It has been 6 years since I shed the ottoman footstool I bought in Karachi Pakistan and took, along with the wicker chair, back to my stateroom on the mighty flagship of the Middle East Force over 30 years ago. I have different foot stools for my comfy chairs above and below and neither of them has a pile of cushions on them that my feet can burrow into when they feel cold. Nonetheless, when I don't think about it, as I read into the night, one foot or the other, sensing it is cold, attempts, futilely to burrow under the cushion it rests upon.
Funny how memory works. I remember using just pure muscle memory to open safes or dial phone numbers that I could not remember. I could let me fingers do the walking on the safes, and to be honest, I was the one that set the safe combinations for almost 30 years. I could tell you stories about setting combos on COMSEC safes and still shudder at the memories.

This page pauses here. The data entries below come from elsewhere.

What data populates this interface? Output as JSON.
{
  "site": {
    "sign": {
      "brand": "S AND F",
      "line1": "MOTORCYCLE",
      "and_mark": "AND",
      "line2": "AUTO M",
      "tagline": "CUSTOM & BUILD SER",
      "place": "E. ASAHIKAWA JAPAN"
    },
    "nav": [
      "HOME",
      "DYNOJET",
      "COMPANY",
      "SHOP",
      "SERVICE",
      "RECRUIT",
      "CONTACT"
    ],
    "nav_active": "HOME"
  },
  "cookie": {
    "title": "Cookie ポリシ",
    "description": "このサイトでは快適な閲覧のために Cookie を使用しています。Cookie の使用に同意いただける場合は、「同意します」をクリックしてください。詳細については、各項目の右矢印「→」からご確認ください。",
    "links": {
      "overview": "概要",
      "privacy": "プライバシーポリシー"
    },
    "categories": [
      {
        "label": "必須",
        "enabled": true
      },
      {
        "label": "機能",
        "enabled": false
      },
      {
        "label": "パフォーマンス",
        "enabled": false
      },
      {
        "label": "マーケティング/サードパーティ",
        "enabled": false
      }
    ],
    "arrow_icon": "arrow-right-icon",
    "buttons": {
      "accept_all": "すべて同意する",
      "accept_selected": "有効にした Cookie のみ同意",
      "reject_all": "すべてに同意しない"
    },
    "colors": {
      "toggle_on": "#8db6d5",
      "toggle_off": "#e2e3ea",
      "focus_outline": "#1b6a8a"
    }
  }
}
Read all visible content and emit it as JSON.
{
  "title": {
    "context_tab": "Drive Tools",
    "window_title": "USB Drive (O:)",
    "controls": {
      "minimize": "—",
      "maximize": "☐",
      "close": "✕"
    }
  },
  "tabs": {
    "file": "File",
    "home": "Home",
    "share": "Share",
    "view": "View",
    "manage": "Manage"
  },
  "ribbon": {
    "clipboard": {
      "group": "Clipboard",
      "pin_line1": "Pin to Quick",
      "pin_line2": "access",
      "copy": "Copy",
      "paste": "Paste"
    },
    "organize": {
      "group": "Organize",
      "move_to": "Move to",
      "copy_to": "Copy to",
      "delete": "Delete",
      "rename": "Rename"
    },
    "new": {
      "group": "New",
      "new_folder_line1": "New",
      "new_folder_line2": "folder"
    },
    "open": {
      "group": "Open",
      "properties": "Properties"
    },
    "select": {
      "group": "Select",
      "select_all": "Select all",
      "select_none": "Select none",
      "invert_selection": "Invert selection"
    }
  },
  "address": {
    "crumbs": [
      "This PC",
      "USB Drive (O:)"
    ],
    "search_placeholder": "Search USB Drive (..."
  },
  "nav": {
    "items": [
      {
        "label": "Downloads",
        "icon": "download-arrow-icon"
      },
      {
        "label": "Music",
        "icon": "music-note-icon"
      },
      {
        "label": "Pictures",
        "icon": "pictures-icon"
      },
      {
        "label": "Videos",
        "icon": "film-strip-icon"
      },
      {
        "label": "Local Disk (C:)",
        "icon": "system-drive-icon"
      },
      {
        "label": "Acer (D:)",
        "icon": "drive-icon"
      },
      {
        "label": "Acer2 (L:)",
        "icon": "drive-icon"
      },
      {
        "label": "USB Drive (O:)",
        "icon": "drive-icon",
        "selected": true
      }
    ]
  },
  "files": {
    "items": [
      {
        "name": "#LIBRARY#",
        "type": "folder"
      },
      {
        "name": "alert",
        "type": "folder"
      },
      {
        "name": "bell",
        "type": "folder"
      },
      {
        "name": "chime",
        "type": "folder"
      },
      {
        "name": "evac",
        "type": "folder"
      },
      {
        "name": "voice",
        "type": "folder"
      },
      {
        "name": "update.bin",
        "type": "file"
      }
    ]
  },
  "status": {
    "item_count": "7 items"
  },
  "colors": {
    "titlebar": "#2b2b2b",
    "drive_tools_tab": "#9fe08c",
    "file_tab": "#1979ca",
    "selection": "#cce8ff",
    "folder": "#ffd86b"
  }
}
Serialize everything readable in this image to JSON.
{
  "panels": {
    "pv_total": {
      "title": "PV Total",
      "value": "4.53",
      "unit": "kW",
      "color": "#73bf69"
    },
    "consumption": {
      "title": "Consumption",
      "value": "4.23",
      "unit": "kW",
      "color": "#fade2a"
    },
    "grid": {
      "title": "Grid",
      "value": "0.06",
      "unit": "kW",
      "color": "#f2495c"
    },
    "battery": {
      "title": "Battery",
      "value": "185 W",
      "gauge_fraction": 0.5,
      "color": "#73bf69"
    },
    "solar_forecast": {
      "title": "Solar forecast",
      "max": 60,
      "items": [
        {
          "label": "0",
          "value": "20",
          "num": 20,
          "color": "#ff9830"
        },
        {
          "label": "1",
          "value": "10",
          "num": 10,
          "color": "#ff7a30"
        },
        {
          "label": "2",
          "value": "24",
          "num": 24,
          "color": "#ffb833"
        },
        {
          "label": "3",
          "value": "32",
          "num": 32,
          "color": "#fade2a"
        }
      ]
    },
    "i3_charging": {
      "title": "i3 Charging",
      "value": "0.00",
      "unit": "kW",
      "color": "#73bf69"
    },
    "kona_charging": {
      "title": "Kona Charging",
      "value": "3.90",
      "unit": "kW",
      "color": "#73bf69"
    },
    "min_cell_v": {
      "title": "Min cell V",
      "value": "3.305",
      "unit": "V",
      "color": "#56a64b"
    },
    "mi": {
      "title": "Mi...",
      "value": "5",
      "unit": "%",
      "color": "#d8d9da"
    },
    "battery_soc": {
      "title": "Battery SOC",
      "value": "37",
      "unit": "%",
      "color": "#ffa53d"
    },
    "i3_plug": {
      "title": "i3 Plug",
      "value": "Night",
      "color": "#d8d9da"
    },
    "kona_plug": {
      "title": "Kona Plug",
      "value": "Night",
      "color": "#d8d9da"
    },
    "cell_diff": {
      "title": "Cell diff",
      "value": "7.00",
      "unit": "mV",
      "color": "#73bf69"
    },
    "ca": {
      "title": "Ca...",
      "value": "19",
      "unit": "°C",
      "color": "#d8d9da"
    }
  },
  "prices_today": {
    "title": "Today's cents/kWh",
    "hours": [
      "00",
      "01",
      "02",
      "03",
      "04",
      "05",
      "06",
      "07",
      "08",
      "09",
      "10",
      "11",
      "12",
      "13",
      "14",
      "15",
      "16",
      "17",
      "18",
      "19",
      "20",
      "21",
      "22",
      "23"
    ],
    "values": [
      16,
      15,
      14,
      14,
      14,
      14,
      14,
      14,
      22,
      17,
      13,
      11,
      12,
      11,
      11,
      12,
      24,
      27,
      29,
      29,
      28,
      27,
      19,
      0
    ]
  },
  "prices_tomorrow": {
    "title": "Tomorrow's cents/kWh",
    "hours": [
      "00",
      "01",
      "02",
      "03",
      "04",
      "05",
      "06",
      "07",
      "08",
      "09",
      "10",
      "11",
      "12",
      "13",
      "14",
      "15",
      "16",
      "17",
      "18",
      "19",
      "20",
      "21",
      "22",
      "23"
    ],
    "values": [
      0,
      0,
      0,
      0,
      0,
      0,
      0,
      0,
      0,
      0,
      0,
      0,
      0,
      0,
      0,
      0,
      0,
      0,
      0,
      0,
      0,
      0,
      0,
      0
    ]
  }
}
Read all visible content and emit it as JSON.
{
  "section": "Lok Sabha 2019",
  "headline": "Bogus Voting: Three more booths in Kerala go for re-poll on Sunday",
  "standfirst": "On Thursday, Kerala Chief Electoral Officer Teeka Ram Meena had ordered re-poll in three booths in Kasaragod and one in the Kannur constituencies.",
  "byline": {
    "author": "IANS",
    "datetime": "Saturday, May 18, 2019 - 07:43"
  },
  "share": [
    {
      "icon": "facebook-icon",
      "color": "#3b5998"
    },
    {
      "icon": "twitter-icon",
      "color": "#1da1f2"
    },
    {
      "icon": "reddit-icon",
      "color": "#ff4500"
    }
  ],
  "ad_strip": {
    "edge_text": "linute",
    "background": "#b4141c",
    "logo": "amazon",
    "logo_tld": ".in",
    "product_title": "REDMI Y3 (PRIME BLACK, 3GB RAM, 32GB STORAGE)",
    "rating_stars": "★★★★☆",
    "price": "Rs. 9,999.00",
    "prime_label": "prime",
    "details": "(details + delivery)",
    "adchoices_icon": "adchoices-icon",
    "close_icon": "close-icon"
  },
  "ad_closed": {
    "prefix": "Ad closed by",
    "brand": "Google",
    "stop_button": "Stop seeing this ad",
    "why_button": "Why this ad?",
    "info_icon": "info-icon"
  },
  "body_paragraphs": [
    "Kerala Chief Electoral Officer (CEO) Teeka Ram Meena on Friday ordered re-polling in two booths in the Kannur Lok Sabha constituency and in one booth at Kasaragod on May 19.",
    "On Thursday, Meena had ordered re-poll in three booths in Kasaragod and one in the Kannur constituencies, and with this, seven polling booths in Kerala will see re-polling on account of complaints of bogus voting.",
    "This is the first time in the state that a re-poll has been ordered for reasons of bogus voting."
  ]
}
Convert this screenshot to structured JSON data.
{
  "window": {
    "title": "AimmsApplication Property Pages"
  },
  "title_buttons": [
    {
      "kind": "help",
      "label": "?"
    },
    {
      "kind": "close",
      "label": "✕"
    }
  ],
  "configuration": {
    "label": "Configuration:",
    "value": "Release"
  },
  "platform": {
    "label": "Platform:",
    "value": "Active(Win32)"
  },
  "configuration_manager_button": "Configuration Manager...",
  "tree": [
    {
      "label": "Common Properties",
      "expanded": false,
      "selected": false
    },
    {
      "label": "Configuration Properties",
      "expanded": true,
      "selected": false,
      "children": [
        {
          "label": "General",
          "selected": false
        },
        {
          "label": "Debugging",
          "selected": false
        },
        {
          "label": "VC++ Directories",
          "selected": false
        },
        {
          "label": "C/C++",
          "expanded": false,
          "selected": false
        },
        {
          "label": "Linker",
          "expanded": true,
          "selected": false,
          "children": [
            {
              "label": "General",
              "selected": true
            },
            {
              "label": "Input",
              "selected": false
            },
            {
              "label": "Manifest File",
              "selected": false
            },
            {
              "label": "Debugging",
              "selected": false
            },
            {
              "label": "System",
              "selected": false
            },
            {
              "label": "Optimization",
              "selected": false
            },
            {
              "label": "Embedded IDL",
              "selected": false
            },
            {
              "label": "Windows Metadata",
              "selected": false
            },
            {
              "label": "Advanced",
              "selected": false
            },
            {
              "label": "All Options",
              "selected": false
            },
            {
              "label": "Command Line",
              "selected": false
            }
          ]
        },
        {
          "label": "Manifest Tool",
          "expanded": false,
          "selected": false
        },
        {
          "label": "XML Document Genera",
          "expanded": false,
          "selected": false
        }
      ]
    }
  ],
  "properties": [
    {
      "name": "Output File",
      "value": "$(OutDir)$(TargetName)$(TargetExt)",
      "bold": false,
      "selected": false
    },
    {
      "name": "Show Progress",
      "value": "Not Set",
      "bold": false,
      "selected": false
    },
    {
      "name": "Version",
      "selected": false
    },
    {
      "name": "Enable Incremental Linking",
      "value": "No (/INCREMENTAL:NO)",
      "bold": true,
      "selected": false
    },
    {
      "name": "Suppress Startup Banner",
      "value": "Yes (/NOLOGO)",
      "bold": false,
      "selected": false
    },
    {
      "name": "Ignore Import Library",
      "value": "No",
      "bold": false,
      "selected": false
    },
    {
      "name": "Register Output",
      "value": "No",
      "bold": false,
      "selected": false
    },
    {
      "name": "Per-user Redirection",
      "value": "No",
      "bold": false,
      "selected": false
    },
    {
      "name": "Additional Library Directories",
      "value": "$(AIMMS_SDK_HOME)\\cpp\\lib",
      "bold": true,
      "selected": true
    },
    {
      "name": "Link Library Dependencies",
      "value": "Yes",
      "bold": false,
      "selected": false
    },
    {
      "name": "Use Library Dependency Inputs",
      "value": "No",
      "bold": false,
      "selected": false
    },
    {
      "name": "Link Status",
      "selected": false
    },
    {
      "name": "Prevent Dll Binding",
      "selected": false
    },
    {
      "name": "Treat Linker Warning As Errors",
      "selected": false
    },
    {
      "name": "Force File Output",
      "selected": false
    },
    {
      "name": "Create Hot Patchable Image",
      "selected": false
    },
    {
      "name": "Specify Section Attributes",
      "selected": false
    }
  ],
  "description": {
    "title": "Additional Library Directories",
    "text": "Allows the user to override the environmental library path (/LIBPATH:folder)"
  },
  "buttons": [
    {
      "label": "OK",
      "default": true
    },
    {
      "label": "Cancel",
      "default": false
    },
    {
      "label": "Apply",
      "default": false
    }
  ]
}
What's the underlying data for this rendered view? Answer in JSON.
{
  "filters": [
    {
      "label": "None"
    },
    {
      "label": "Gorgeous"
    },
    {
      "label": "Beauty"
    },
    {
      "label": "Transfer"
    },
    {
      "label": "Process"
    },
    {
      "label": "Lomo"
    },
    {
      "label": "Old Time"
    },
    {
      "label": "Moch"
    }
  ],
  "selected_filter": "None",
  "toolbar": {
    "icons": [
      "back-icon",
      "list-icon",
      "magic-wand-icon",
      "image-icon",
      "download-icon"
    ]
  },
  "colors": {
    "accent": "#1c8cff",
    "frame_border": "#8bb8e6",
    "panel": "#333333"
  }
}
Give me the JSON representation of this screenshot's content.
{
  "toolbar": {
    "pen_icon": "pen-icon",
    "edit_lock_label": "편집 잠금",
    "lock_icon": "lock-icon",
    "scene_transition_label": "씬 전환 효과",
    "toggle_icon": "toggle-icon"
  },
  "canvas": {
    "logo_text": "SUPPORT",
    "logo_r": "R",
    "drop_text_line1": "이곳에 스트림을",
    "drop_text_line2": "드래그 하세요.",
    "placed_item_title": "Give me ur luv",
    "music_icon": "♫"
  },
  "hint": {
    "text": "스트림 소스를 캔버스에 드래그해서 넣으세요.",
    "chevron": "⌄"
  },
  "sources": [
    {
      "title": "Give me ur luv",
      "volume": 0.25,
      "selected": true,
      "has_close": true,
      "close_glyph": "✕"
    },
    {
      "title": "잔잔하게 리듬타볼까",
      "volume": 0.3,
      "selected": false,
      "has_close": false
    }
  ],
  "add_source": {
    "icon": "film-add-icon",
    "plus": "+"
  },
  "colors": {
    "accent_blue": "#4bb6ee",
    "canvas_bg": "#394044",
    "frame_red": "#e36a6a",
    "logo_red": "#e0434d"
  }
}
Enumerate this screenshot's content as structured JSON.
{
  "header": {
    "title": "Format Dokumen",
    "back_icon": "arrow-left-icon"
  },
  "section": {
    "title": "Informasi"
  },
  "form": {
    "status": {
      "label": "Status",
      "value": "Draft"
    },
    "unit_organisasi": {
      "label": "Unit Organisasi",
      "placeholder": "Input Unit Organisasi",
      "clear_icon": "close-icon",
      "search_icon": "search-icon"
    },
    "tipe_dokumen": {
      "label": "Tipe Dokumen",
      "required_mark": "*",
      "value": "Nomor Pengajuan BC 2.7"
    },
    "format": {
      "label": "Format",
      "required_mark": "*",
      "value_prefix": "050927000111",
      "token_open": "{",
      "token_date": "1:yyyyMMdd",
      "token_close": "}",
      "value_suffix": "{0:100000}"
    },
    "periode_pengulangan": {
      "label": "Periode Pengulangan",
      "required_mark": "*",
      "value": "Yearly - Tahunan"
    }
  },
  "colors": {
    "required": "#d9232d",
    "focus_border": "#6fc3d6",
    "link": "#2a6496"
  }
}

One of the things junior officers had that nobody else did on warships long ago, oddly enough, was privacy. One could, or not, lock the stateroom door behind one each morning but there was every expectation that nobody would step foot in there after one left because, who would? For some of us the stateroom served as an auxiliary office but most of us had an office. I might lock up property belonging to one of my sailors but he had no expectation of seeing me lock it in my safe in the stateroom and didn't expect to be there if I removed it to return to him. I don't think anybody came into my stateroom (except my room mate) the whole time I was a division officer (2 ships).
The XO's office was right outside his sleeping cabin. I was in there a lot for one reason or another. Same for visits to Ops in his stateroom but no separate cabin for Ops. I don't actually think the Operations Officer had an office on first ship. The only place I used to see him was in his stateroom. The Cheng had a desk in the Logroom, the First LT had a desk inside the Deck office. The Dr and Dentist both had offices in sickbay and the office of extraordinary relief from pain....but I used to chat with the Doc in his stateroom.
You picked up on the difference right? Only the captain and the Admiral had cabins. The rest of us, staterooms. It proved impossible to get that right in my head on the Queen Mary 2. I kept saying stateroom and people would look at me like I was crazy. s'Okay, I can live with it.
In my stateroom, which I shared for awhile, I had Persian carpets on the deck which is one reason that my older sister's Persian carpet has toothpaste stains. I had a wicker chair that was supremely comfortable, so comfortable in fact that my little sister asked if she could borrow it when she was brooding her eldest. As I recall, she talked me out of the hassock which came back without the lamb skin pillow but with several alt pillows about 5 months later.
As a department head, XO and CO, everybody used my quarters as an office. The one I most disliked was the unfortunate soul who tried twice to hold bible study in my stateroom. I might have pointed out to the youngster that this place was where I got the 30 minutes of sleep a day that kept me going and maybe pointed at the .45 hanging on the hook on my side of the door and told him I wasn't afraid to use it.
And so we return to the hassock of foot memory. Feet remember.